▶ **Record extracts**:
[Start of Attachment]

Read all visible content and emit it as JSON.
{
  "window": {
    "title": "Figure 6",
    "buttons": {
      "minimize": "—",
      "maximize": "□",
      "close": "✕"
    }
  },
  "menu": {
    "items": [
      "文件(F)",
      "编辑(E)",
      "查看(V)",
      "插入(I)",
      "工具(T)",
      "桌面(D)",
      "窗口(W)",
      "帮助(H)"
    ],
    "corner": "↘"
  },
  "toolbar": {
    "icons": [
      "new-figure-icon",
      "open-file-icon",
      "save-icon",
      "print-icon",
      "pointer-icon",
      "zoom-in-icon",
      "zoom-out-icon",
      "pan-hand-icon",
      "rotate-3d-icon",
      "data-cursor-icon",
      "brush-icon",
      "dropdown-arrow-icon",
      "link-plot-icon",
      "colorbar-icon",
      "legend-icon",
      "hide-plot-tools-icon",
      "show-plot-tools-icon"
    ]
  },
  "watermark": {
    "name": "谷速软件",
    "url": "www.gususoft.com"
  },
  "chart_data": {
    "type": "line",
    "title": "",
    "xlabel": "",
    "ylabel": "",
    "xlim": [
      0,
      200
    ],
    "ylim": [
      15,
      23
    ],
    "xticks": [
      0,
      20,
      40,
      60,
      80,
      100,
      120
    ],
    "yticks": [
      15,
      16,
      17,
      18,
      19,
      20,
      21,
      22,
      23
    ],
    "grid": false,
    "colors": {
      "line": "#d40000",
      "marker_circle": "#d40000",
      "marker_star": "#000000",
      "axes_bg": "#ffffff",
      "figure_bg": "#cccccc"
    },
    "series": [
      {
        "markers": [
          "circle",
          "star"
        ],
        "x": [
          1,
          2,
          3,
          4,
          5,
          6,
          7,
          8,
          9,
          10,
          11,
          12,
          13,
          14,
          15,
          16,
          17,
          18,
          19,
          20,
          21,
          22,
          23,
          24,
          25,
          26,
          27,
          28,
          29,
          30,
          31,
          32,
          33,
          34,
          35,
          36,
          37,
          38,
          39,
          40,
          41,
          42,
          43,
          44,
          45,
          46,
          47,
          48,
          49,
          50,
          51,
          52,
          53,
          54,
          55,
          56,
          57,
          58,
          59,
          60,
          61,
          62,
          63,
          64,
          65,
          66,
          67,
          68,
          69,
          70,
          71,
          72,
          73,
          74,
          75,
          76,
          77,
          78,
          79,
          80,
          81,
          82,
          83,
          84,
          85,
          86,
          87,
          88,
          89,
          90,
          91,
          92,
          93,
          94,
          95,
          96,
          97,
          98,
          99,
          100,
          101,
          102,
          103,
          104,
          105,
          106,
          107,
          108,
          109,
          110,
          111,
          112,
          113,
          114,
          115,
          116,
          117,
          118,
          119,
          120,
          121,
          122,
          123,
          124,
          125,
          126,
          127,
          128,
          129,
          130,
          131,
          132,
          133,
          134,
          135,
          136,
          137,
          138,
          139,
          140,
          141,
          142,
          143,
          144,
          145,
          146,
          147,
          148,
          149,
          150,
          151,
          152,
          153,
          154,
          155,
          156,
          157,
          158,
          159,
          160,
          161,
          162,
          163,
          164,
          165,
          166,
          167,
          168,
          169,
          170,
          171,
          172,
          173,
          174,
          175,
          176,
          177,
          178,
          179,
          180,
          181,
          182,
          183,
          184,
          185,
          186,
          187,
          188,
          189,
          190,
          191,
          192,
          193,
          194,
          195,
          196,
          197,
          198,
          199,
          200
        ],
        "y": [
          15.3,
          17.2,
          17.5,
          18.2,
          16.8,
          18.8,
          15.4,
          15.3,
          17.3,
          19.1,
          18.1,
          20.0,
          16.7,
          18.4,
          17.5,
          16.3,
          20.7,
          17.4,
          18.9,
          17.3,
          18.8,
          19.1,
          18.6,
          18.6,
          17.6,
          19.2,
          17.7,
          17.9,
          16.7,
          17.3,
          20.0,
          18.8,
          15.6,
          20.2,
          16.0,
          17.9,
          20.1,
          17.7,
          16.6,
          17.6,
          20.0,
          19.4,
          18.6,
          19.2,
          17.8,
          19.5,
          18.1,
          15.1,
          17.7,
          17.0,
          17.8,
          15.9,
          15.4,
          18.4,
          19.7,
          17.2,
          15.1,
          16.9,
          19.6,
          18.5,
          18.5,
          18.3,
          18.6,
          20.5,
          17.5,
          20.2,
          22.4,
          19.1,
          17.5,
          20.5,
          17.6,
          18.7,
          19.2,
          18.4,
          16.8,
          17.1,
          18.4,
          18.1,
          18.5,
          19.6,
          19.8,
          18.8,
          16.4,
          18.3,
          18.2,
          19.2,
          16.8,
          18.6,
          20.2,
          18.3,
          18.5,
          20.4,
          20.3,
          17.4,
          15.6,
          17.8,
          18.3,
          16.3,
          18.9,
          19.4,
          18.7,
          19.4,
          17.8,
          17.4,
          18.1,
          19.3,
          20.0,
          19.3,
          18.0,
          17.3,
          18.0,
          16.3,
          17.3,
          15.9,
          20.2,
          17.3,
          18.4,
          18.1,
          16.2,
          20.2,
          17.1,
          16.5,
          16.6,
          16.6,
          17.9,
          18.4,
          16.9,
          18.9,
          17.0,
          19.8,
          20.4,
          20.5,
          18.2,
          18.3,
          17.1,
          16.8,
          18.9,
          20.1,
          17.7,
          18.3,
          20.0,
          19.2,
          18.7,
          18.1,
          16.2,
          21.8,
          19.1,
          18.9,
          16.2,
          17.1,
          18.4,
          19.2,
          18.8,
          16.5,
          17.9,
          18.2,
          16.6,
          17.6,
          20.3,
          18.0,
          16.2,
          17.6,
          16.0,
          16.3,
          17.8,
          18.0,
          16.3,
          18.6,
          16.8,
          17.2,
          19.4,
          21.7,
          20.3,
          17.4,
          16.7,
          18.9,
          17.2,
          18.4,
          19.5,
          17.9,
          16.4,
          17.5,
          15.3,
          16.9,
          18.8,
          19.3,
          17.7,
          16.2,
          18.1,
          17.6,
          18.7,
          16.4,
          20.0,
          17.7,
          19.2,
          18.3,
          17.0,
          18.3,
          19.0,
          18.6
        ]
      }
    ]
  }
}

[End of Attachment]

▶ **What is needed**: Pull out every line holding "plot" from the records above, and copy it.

▶ **Task answer**:
      "link-plot-icon",
      "hide-plot-tools-icon",
      "show-plot-tools-icon"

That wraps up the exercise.